Identify all lines of the data containing the string "bajtów" and copy them.

BEGIN Given records

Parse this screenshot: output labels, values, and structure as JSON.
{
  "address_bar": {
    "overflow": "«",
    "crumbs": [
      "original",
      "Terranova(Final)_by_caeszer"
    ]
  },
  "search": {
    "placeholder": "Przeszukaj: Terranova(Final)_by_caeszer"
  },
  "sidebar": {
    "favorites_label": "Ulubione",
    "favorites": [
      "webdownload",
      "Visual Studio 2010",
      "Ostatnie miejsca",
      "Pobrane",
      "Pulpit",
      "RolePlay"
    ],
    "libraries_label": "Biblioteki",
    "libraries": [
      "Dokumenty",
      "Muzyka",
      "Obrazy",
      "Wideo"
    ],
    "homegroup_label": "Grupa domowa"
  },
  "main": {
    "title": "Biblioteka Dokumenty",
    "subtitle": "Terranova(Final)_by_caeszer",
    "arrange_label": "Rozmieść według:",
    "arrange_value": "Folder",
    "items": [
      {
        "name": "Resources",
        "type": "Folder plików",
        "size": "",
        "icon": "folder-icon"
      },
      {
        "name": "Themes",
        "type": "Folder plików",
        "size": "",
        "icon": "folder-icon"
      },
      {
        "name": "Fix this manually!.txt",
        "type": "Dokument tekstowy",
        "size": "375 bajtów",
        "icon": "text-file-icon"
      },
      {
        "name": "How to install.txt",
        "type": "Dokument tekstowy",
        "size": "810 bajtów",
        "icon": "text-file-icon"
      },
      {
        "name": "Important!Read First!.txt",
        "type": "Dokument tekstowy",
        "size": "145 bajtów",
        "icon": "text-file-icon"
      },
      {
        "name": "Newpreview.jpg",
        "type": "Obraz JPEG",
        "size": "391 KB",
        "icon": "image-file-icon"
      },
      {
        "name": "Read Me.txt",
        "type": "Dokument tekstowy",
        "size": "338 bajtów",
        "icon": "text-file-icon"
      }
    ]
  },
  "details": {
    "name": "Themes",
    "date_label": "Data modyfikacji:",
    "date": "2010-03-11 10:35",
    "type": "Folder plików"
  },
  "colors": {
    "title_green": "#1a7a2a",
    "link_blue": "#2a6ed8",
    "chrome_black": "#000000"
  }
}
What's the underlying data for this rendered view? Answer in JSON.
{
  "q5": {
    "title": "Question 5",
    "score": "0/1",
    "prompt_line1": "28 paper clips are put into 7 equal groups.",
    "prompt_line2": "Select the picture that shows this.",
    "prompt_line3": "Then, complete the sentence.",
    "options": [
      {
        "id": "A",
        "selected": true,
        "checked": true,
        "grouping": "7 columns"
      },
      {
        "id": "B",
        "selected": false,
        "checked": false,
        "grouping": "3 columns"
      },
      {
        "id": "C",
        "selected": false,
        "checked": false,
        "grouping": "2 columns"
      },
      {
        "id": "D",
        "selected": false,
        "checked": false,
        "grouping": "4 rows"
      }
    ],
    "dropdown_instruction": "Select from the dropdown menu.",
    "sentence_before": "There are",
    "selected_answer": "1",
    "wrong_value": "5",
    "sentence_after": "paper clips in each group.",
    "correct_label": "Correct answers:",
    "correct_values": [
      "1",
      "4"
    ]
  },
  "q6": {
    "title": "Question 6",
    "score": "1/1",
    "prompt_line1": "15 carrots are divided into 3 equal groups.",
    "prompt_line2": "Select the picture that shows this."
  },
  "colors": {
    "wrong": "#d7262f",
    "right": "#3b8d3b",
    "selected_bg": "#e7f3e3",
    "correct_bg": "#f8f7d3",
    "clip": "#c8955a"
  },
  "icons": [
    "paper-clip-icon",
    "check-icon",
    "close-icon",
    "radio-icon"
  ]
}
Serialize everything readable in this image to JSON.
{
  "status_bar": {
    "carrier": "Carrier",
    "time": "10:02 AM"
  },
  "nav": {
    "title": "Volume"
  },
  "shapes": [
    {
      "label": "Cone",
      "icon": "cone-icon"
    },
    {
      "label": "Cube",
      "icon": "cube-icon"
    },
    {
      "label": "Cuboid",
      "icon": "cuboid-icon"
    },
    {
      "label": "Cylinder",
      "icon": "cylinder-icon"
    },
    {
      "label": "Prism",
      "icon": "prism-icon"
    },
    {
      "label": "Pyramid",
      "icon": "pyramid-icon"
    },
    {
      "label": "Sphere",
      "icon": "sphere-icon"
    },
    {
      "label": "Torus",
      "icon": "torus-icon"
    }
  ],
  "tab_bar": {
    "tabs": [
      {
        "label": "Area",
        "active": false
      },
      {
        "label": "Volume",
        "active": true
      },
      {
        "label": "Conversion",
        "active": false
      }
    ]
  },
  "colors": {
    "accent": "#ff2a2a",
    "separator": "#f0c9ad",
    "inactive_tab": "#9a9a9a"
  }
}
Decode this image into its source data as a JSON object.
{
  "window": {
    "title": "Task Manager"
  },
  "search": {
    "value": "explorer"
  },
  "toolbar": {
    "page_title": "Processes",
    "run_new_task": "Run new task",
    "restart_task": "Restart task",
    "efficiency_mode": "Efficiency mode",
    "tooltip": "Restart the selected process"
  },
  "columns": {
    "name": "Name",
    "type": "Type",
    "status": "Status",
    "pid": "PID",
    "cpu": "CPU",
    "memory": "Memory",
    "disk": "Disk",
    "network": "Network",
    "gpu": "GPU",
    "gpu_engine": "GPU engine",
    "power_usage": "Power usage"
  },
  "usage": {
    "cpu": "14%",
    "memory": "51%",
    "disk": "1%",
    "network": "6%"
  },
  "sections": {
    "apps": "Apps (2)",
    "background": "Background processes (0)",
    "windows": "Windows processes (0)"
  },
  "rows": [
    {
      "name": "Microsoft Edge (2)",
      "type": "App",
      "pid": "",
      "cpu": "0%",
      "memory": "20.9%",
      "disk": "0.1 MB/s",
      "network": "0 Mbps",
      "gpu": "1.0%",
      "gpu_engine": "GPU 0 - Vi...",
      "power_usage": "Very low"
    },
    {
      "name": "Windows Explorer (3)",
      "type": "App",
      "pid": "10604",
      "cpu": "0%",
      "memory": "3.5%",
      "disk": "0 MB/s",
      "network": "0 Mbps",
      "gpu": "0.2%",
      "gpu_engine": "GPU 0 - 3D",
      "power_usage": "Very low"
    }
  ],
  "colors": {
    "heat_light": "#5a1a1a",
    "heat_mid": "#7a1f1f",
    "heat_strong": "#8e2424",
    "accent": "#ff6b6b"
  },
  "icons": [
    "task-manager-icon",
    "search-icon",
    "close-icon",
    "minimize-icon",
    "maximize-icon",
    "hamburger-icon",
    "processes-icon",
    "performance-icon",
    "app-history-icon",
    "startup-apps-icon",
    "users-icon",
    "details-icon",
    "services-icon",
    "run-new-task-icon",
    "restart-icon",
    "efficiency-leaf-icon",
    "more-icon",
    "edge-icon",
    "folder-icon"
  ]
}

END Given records

Answer to the problem
        "size": "375 bajtów",
        "size": "810 bajtów",
        "size": "145 bajtów",
        "size": "338 bajtów",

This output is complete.